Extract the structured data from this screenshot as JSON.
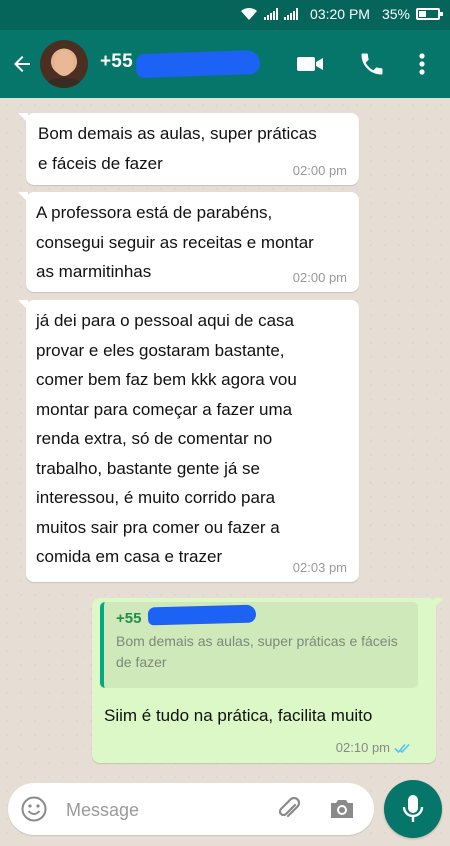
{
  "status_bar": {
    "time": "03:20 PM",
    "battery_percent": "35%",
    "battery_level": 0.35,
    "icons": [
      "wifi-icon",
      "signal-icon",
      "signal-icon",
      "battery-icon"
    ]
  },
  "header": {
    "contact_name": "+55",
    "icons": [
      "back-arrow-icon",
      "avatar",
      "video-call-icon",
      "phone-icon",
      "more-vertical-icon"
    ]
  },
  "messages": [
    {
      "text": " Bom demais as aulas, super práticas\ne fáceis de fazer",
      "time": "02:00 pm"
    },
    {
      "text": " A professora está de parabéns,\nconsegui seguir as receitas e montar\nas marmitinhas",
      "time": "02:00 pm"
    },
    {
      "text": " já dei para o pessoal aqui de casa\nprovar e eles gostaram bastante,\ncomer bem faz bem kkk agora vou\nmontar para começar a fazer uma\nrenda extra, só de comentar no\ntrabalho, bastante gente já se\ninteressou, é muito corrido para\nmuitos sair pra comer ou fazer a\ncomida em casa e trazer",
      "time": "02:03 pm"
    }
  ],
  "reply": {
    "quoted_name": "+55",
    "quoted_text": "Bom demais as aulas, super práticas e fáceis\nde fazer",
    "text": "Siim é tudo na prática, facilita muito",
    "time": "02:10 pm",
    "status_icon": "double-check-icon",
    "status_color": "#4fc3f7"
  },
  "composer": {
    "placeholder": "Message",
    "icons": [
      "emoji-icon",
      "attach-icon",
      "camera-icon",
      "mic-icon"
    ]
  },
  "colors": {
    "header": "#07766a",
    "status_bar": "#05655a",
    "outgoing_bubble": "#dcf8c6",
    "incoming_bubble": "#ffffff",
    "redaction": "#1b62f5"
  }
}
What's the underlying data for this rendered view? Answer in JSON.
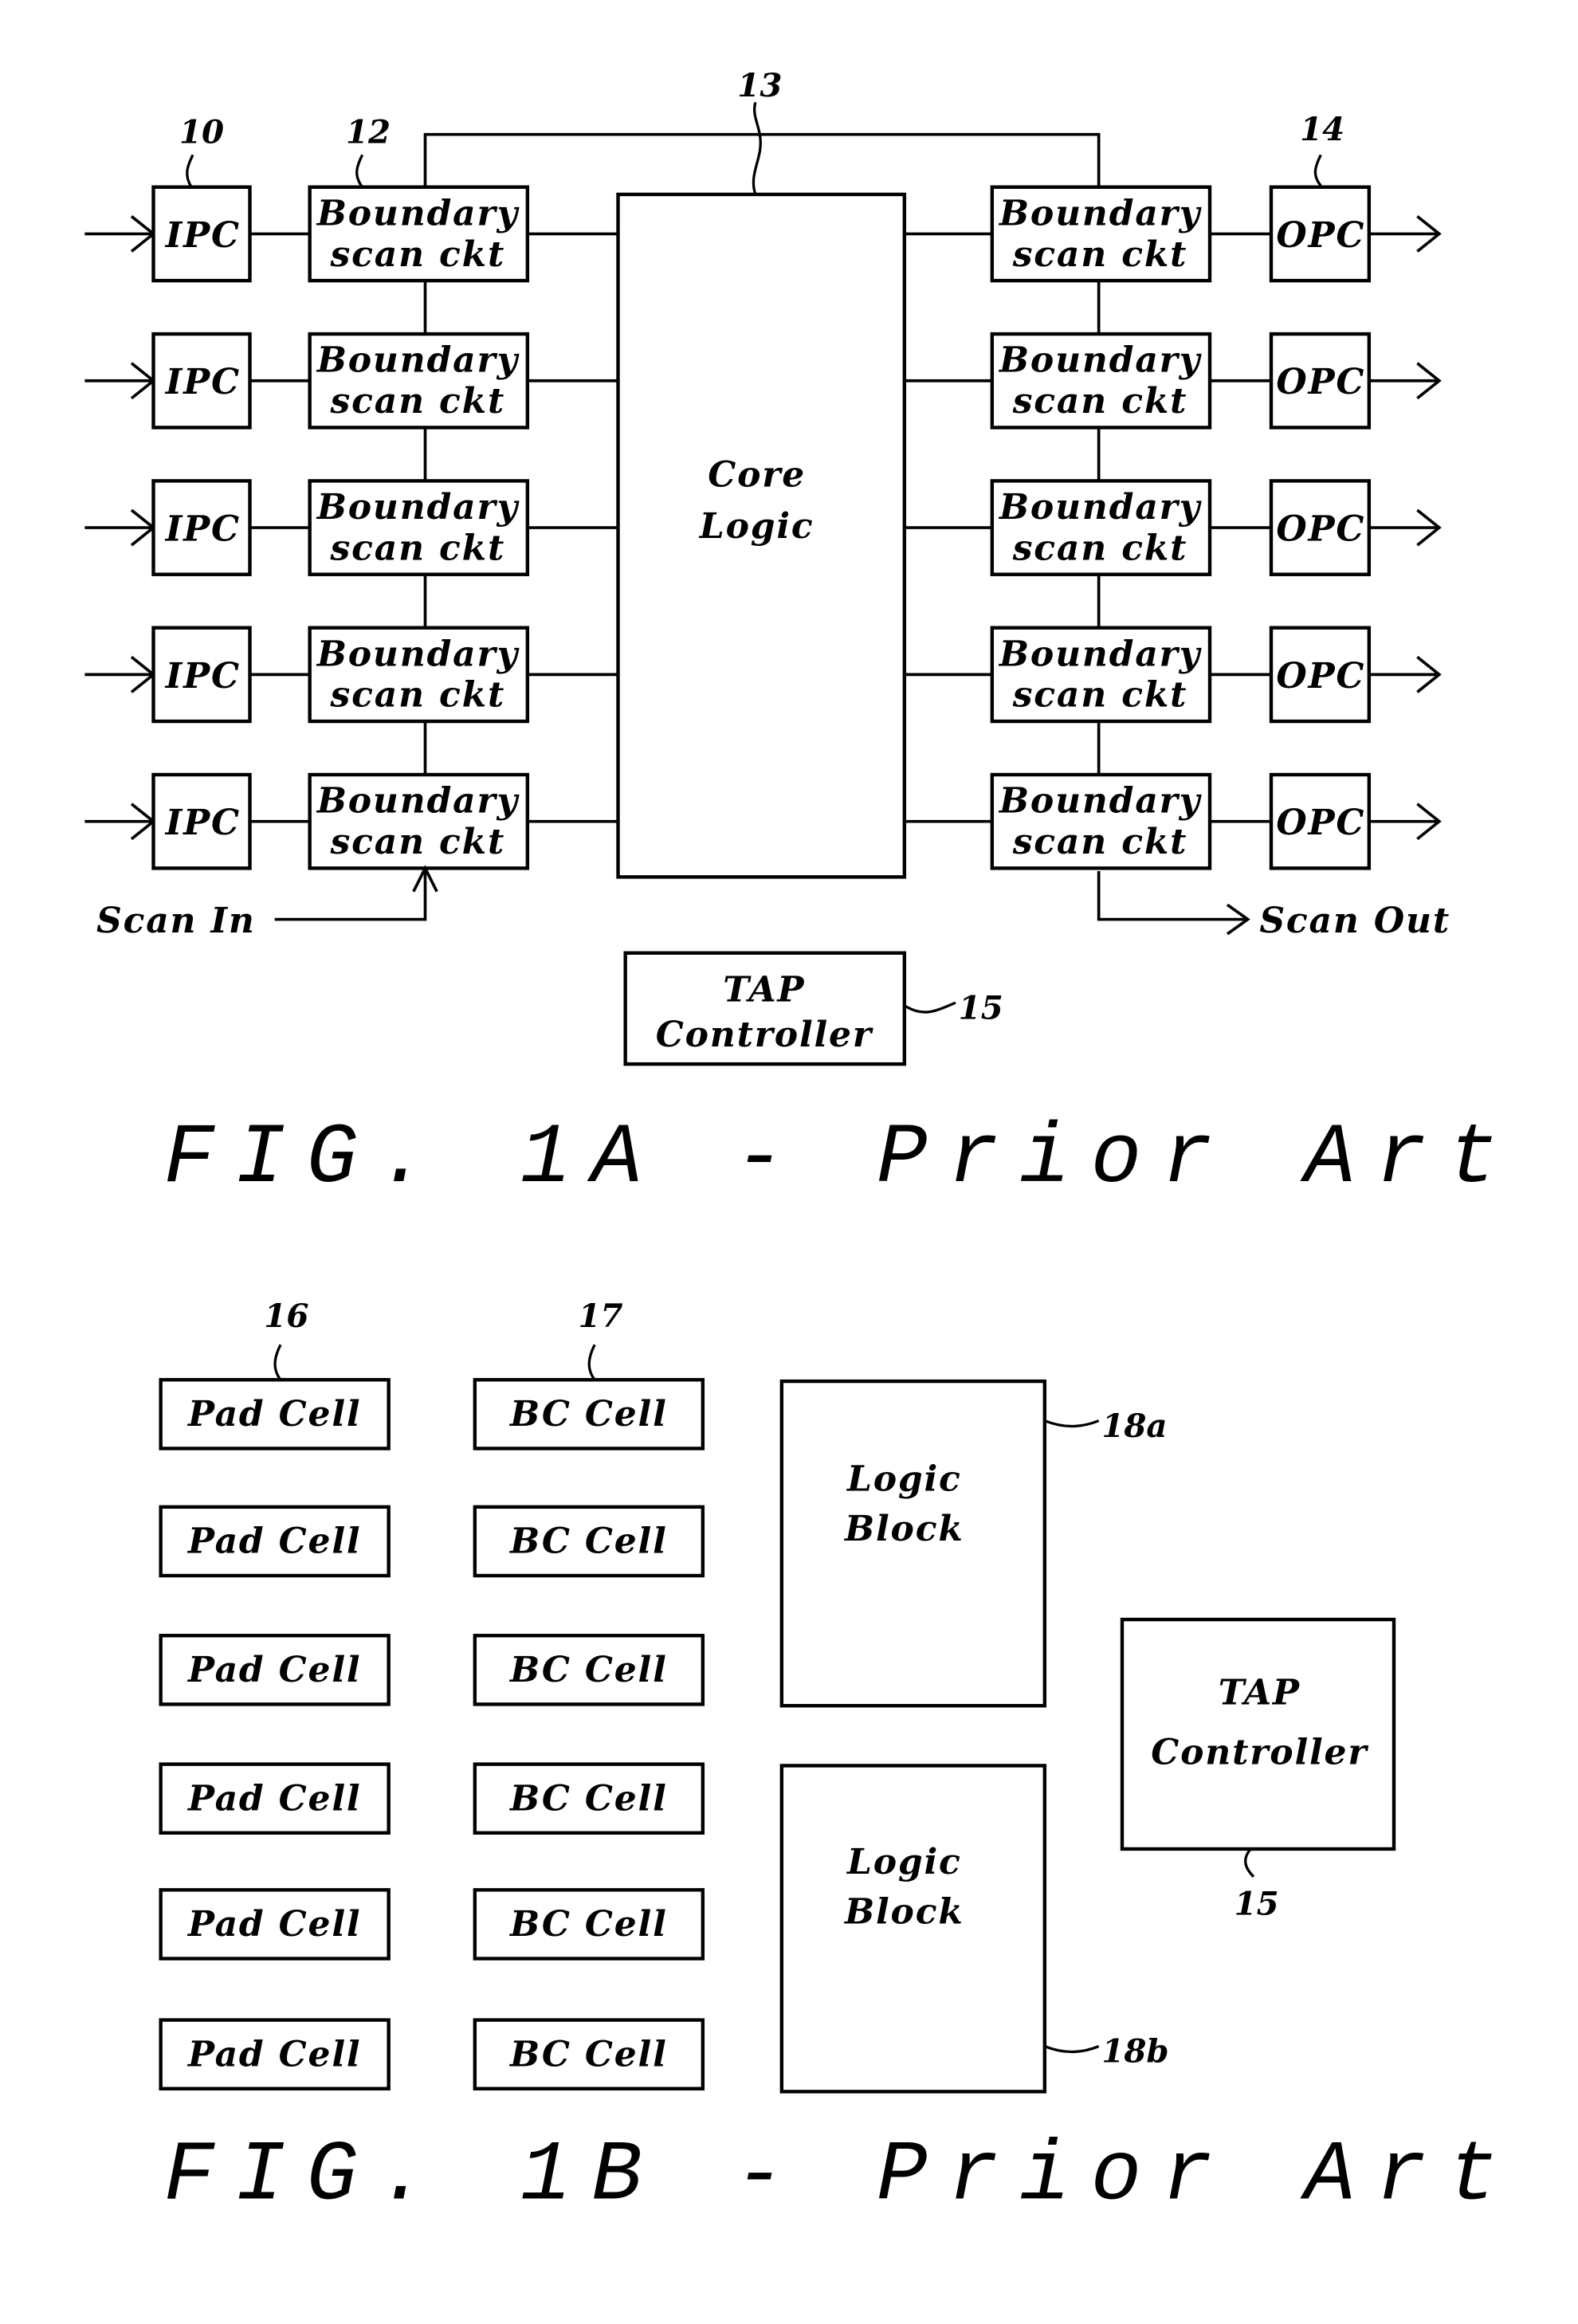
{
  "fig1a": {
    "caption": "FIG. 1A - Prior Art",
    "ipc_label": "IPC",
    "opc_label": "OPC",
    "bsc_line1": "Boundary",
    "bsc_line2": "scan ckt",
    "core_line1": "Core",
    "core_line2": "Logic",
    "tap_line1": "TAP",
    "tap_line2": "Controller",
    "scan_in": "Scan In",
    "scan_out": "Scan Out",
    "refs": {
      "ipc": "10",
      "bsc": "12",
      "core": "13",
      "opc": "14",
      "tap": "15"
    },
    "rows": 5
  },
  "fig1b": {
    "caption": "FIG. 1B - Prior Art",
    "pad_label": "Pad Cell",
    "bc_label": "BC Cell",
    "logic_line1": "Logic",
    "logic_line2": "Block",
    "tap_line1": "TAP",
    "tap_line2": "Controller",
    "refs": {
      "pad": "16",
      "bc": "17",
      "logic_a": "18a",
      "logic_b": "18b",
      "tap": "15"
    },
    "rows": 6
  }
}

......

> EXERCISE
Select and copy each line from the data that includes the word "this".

> TASK ANSWER
Extract the structured data from this screenshot as JSON.
What's the underlying data for this rendered view? Answer in JSON.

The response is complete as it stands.